That all makes up esports team revenue. One of the main reasons why things have blown up—the thinking is that the contracts teams have with leagues they participate in will yield, one day, the kind of revenue that you expect from other professional sports. It’s like beachfront property. A certain number of teams can get in each league. It’s hard for a league to add teams after they franchise.
GamesBeat: What are some of your observations from being at this for more than 10 years? How has it grown, and what level of maturity do you think it’s at?
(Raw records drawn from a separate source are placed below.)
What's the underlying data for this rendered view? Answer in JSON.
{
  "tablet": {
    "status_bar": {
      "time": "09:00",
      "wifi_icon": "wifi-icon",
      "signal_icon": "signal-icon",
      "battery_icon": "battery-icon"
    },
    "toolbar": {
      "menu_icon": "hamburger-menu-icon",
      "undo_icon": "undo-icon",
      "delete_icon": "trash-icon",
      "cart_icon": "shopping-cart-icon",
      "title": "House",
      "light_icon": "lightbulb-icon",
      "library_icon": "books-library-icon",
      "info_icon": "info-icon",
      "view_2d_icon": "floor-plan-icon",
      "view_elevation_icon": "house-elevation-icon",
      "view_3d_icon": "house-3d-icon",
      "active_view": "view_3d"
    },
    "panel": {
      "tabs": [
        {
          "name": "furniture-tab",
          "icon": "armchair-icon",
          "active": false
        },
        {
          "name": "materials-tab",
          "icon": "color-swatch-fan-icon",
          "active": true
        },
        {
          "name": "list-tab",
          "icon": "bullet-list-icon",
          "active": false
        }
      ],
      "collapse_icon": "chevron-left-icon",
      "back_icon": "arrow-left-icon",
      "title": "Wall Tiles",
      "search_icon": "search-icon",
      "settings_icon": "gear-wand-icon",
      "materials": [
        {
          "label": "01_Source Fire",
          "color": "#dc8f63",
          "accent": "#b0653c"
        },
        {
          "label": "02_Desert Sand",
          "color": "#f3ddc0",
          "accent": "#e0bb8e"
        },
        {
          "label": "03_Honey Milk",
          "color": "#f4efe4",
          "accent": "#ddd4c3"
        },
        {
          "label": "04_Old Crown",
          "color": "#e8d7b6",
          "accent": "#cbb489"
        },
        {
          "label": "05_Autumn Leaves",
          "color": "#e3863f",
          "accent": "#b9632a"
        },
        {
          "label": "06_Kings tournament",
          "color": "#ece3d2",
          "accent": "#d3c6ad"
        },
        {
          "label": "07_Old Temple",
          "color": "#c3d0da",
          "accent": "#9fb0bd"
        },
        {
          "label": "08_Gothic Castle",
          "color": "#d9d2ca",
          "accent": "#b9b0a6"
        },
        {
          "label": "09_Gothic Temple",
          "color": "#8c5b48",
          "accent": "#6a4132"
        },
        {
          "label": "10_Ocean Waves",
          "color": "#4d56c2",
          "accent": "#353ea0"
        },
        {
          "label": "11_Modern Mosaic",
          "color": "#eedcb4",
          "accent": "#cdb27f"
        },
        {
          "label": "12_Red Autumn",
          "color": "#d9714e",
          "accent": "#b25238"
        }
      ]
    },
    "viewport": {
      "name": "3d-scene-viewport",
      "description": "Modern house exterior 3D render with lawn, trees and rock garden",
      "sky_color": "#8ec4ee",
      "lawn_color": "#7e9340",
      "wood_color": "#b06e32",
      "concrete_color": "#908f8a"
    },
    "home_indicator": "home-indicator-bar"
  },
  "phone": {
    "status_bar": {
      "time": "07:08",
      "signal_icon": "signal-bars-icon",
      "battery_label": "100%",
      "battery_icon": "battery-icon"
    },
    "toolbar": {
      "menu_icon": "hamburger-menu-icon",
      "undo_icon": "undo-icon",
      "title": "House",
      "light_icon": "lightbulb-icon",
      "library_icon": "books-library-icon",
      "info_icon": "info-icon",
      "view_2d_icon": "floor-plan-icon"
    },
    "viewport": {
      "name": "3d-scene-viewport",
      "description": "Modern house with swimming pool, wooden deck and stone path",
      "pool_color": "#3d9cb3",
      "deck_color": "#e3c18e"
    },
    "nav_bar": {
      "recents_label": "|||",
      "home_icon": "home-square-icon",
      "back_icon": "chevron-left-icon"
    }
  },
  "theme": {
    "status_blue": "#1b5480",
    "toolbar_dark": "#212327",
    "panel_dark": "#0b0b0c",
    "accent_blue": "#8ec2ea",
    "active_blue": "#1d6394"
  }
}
Arhancet: Esports has come a long way. I remember anxiously waiting to go to the computer lab when I was a kid so I could play Oregon Trail. The days of early video games. After that, signing up for Blockbuster events, where I’d go to the video store and try to get high scores so I could get to regionals and play in these competitions that were run by MLG. During that whole time, it was a kind of underground-ish ecosystem. A lot of people played video games, but you didn’t yet have a lot of people watching other people play video games.
What ended up happening was video games went from being mostly single player to multiplayer. They started being played online. The cost of bandwidth went down and the technology in games advanced. That yielded fun competitive multiplayer games that could be played online, and also broadcast online for other people to see in HD. When you had the convergence of all those things, you had a spectator sport. People enjoy watching a game as much as they do playing it.
Once that happened, then you saw the financial support to sustain an ecosystem around competitive video gaming. Now you had broadcasts of game tournaments that were being seen by millions of people. More people than watch the NBA or NHL finals. It was all just being broadcast online for free. You had these massive numbers and everyone was saying, “What is this? Is this even real?”
It got to a point where you had so many people watching that you got advertisers and marketers coming in. You had advertising on pre-roll and mid-roll and custom activations and teams and sponsorships. All this funneled into an ecosystem around successful titles that became competitive esports.